These stunt campaigns have not only proved popular with consumers, but they’ve also garnered flurries of media mentions. Uber knows that it has to continuously take marketing risks if it wants to keep its place at the top of the pedestal.
2. Community engagement: Under Armour
No brand should expect to survive in today’s marketplace without developing a community around it. Brands can no longer afford to think of community building as an afterthought or second-tier initiative. The brands that have successfully built engaged audience bases have done so through offering distinct value-adds, and it’s important to remember that community initiatives are not sales ploys.
According to a 2014 Harvard Business Review report, brands should not view communities as a means of gathering insights and furthering sales, but as a way to forge real relationships with customers.
Take Under Armour, for example. The sportswear brand competes against giants such as Adidas and Nike, and it's winning because the company adopted a community-first mentality. Under Armour has built a fitness community of 165 million users. These individuals tap into the brand’s social fitness community as a source of inspiration and information to help them achieve their fitness goals.
3. Authenticity and originality: Outdoor Voices
Let audiences in on your brand’s story and quirks, and don’t be afraid to be yourself. It doesn’t serve you to mimic your competitors, especially if they are more established within the market. Replicating another brand’s look or tone will bore consumers before your products have the chance to wow them. Also, customers aren’t interested in overly filtered brand experiences.
Perfection is boring, so lift the veil and take your customers behind the scenes, share real-life stories and communicate your brand’s history -- including some of the struggles you encountered. If you stop trying to put on an air of perfection, customers will be able to relate to your brand more. Authenticity is especially key for brands entering highly competitive spaces.

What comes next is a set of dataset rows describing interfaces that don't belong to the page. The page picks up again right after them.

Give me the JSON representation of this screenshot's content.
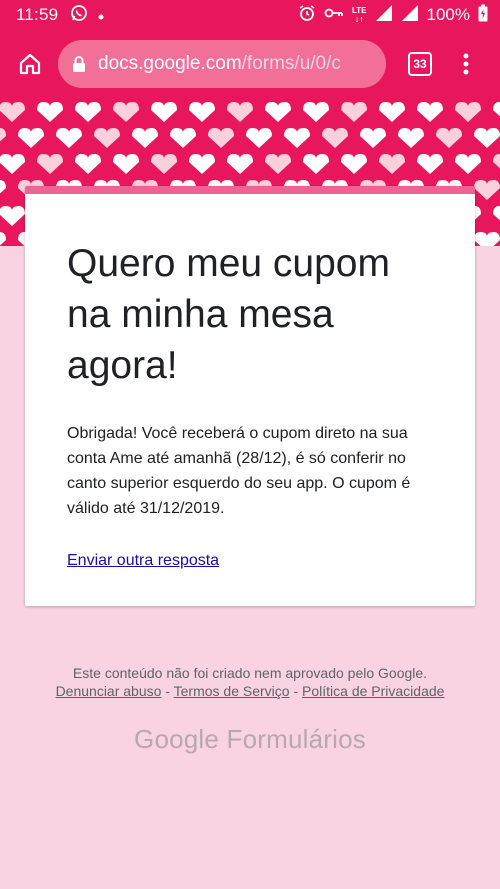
{
  "status_bar": {
    "time": "11:59",
    "network": "LTE",
    "battery": "100%"
  },
  "browser": {
    "url_host": "docs.google.com",
    "url_path": "/forms/u/0/c",
    "tab_count": "33"
  },
  "form": {
    "title": "Quero meu cupom na minha mesa agora!",
    "message": "Obrigada! Você receberá o cupom direto na sua conta Ame até amanhã (28/12), é só conferir no canto superior esquerdo do seu app. O cupom é válido até 31/12/2019.",
    "another_response_link": "Enviar outra resposta"
  },
  "footer": {
    "disclaimer": "Este conteúdo não foi criado nem aprovado pelo Google.",
    "report_abuse": "Denunciar abuso",
    "terms": "Termos de Serviço",
    "privacy": "Política de Privacidade",
    "separator": " - ",
    "brand_google": "Google",
    "brand_product": "Formulários"
  },
  "colors": {
    "brand_pink": "#e8175d",
    "page_background": "#fad3e2",
    "card_accent": "#f06293"
  }
}
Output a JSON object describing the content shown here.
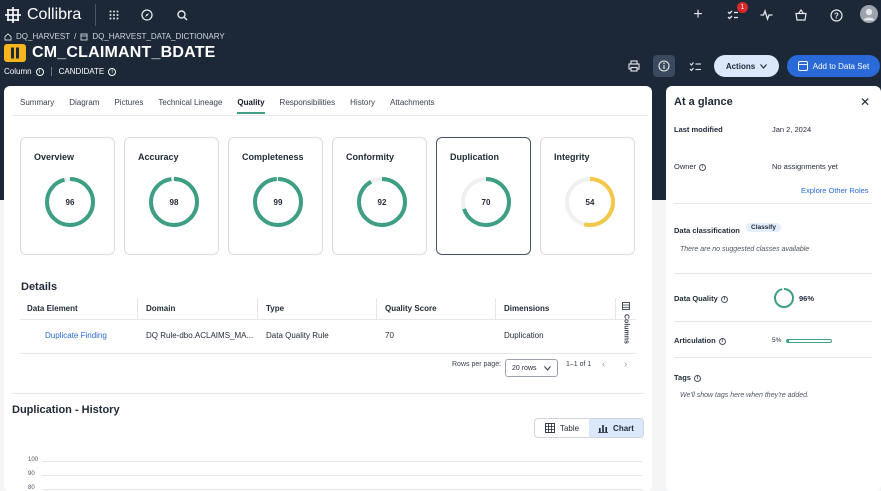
{
  "app": {
    "name": "Collibra",
    "notifications_count": "1"
  },
  "breadcrumb": {
    "community": "DQ_HARVEST",
    "sep": "/",
    "domain": "DQ_HARVEST_DATA_DICTIONARY"
  },
  "asset": {
    "title": "CM_CLAIMANT_BDATE",
    "type": "Column",
    "status": "CANDIDATE"
  },
  "toolbar": {
    "actions_label": "Actions",
    "add_label": "Add to Data Set"
  },
  "tabs": [
    "Summary",
    "Diagram",
    "Pictures",
    "Technical Lineage",
    "Quality",
    "Responsibilities",
    "History",
    "Attachments"
  ],
  "active_tab": "Quality",
  "scores": [
    {
      "name": "Overview",
      "value": 96,
      "color": "#3f9f84"
    },
    {
      "name": "Accuracy",
      "value": 98,
      "color": "#3f9f84"
    },
    {
      "name": "Completeness",
      "value": 99,
      "color": "#3f9f84"
    },
    {
      "name": "Conformity",
      "value": 92,
      "color": "#3f9f84"
    },
    {
      "name": "Duplication",
      "value": 70,
      "color": "#3f9f84"
    },
    {
      "name": "Integrity",
      "value": 54,
      "color": "#f2c84b"
    }
  ],
  "details": {
    "heading": "Details",
    "columns": [
      "Data Element",
      "Domain",
      "Type",
      "Quality Score",
      "Dimensions"
    ],
    "rows": [
      [
        "Duplicate Finding",
        "DQ Rule-dbo.ACLAIMS_MA...",
        "Data Quality Rule",
        "70",
        "Duplication"
      ]
    ],
    "columns_button": "Columns",
    "rows_per_page_label": "Rows per page:",
    "rows_per_page_value": "20 rows",
    "page_range": "1–1 of 1"
  },
  "history": {
    "heading": "Duplication - History",
    "table_label": "Table",
    "chart_label": "Chart",
    "y_ticks": [
      "100",
      "90",
      "80"
    ]
  },
  "glance": {
    "title": "At a glance",
    "last_modified_label": "Last modified",
    "last_modified_value": "Jan 2, 2024",
    "owner_label": "Owner",
    "owner_value": "No assignments yet",
    "explore_link": "Explore Other Roles",
    "classification_label": "Data classification",
    "classify_chip": "Classify",
    "classification_empty": "There are no suggested classes available",
    "dq_label": "Data Quality",
    "dq_value": "96%",
    "dq_fraction": 0.96,
    "articulation_label": "Articulation",
    "articulation_value": "5%",
    "articulation_fraction": 0.05,
    "tags_label": "Tags",
    "tags_empty": "We'll show tags here when they're added."
  }
}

When Outdoor Voices launched in 2013, it was up against some stiff competition: Lululemon, Nike and Athleta. But rather than trying to match its competitors, the company implemented a highly original brand tone and aesthetic. OV’s athletic wear is designed for everyone, not just hardcore athletes or SoulCycle instructors. It has created a brand based on celebrating movement of all types. By staying true to its voice, OV has carved out a distinctive niche in a competitive vertical.Launching a brand is terrifying, and it is so much easier to simply fall in line with your competitors than it is to go out on a limb and distinguish your company. Too many promising brands have fallen by the wayside because they played it safe, but if you really want to make your mark, you have to take a few risks and stay true to your voice.